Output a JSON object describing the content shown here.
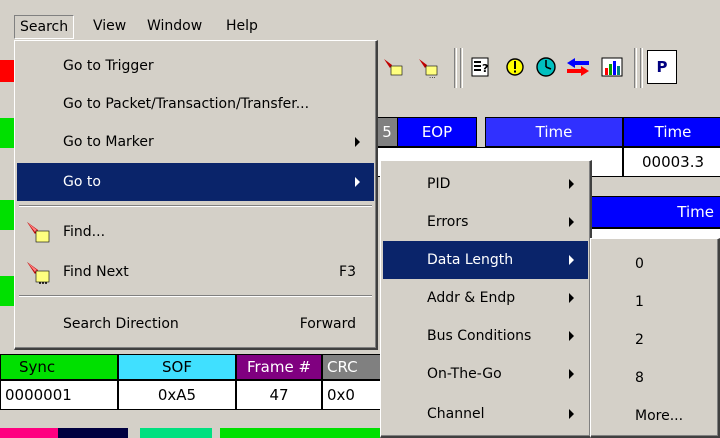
{
  "menubar": {
    "items": [
      {
        "label": "Search"
      },
      {
        "label": "View"
      },
      {
        "label": "Window"
      },
      {
        "label": "Help"
      }
    ]
  },
  "table": {
    "top_headers": {
      "col5": "5",
      "eop": "EOP",
      "time": "Time",
      "time2": "Time"
    },
    "top_values": {
      "time2": "00003.3"
    },
    "mid_headers": {
      "time": "Time"
    },
    "bottom_headers": {
      "sync": "Sync",
      "sof": "SOF",
      "frame": "Frame #",
      "crc": "CRC"
    },
    "bottom_values": {
      "sync": "0000001",
      "sof": "0xA5",
      "frame": "47",
      "crc": "0x0"
    }
  },
  "toolbar": {
    "partial_label": "P"
  },
  "search_menu": {
    "items": [
      {
        "label": "Go to Trigger"
      },
      {
        "label": "Go to Packet/Transaction/Transfer..."
      },
      {
        "label": "Go to Marker"
      },
      {
        "label": "Go to"
      },
      {
        "label": "Find..."
      },
      {
        "label": "Find Next",
        "shortcut": "F3"
      },
      {
        "label": "Search Direction",
        "shortcut": "Forward"
      }
    ]
  },
  "goto_menu": {
    "items": [
      {
        "label": "PID"
      },
      {
        "label": "Errors"
      },
      {
        "label": "Data Length"
      },
      {
        "label": "Addr & Endp"
      },
      {
        "label": "Bus Conditions"
      },
      {
        "label": "On-The-Go"
      },
      {
        "label": "Channel"
      }
    ]
  },
  "data_length_menu": {
    "items": [
      {
        "label": "0"
      },
      {
        "label": "1"
      },
      {
        "label": "2"
      },
      {
        "label": "8"
      },
      {
        "label": "More..."
      }
    ]
  },
  "colors": {
    "menu_highlight": "#0a246a",
    "sync_header": "#00e000",
    "sof_header": "#40e0ff",
    "frame_header": "#800080",
    "crc_header": "#808080",
    "eop_header": "#0000ff",
    "time_header": "#3030ff"
  }
}
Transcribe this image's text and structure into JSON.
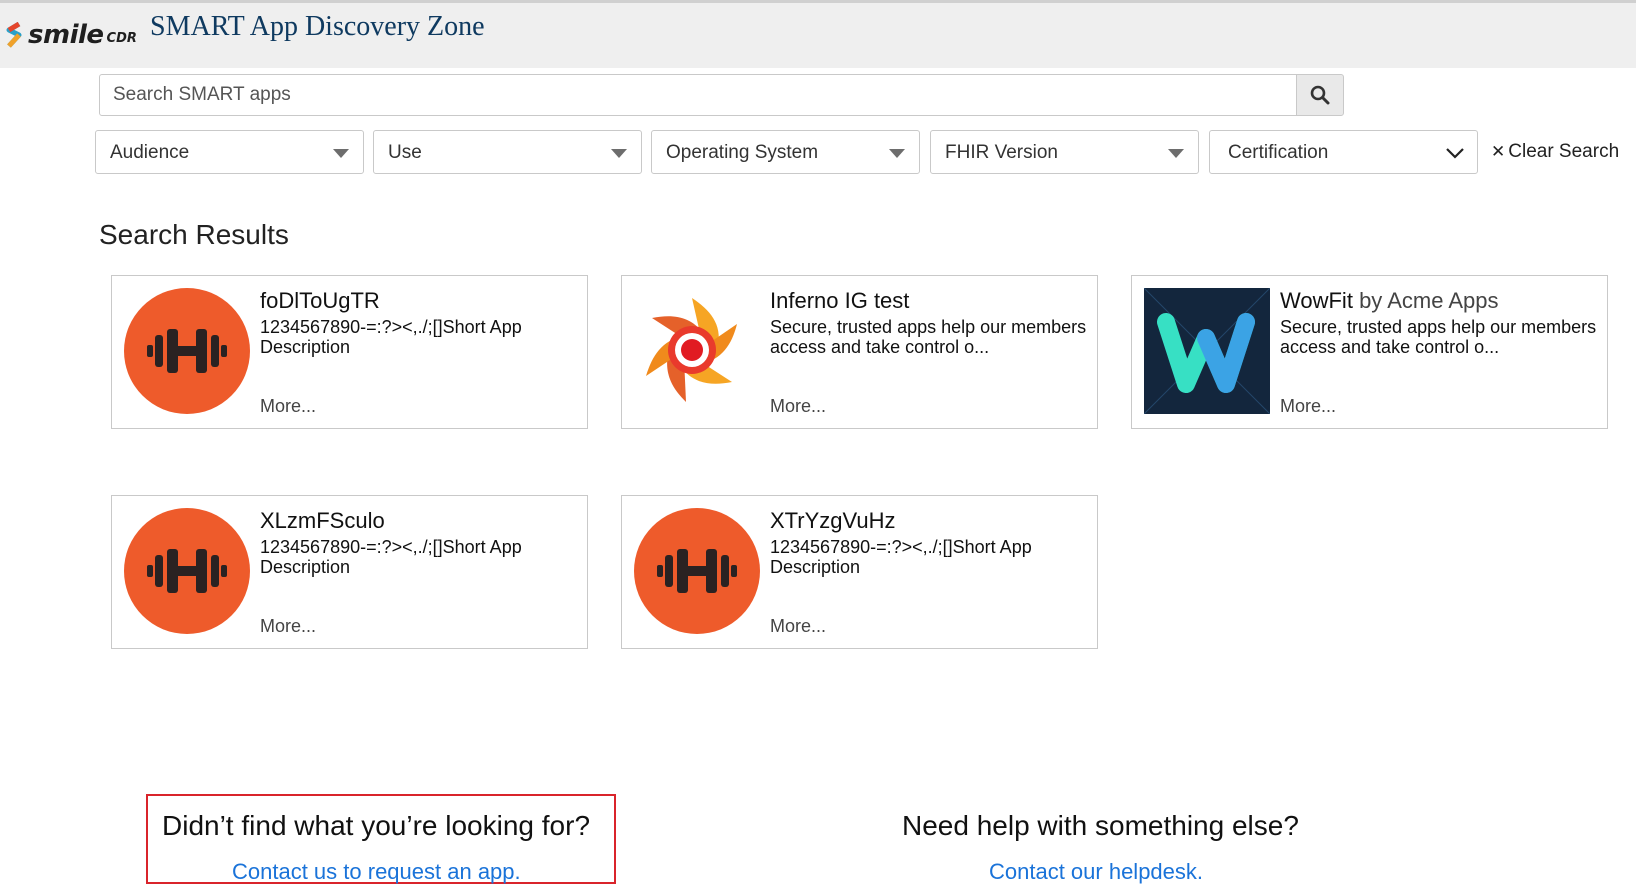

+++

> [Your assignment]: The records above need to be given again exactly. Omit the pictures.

> [Solution to this task]:
Output a JSON object describing the content shown here.
{
  "menubar": {
    "items": [
      {
        "label": "Search"
      },
      {
        "label": "View"
      },
      {
        "label": "Window"
      },
      {
        "label": "Help"
      }
    ]
  },
  "table": {
    "top_headers": {
      "col5": "5",
      "eop": "EOP",
      "time": "Time",
      "time2": "Time"
    },
    "top_values": {
      "time2": "00003.3"
    },
    "mid_headers": {
      "time": "Time"
    },
    "bottom_headers": {
      "sync": "Sync",
      "sof": "SOF",
      "frame": "Frame #",
      "crc": "CRC"
    },
    "bottom_values": {
      "sync": "0000001",
      "sof": "0xA5",
      "frame": "47",
      "crc": "0x0"
    }
  },
  "toolbar": {
    "partial_label": "P"
  },
  "search_menu": {
    "items": [
      {
        "label": "Go to Trigger"
      },
      {
        "label": "Go to Packet/Transaction/Transfer..."
      },
      {
        "label": "Go to Marker"
      },
      {
        "label": "Go to"
      },
      {
        "label": "Find..."
      },
      {
        "label": "Find Next",
        "shortcut": "F3"
      },
      {
        "label": "Search Direction",
        "shortcut": "Forward"
      }
    ]
  },
  "goto_menu": {
    "items": [
      {
        "label": "PID"
      },
      {
        "label": "Errors"
      },
      {
        "label": "Data Length"
      },
      {
        "label": "Addr & Endp"
      },
      {
        "label": "Bus Conditions"
      },
      {
        "label": "On-The-Go"
      },
      {
        "label": "Channel"
      }
    ]
  },
  "data_length_menu": {
    "items": [
      {
        "label": "0"
      },
      {
        "label": "1"
      },
      {
        "label": "2"
      },
      {
        "label": "8"
      },
      {
        "label": "More..."
      }
    ]
  },
  "colors": {
    "menu_highlight": "#0a246a",
    "sync_header": "#00e000",
    "sof_header": "#40e0ff",
    "frame_header": "#800080",
    "crc_header": "#808080",
    "eop_header": "#0000ff",
    "time_header": "#3030ff"
  }
}
Transcribe this image's text and structure into JSON.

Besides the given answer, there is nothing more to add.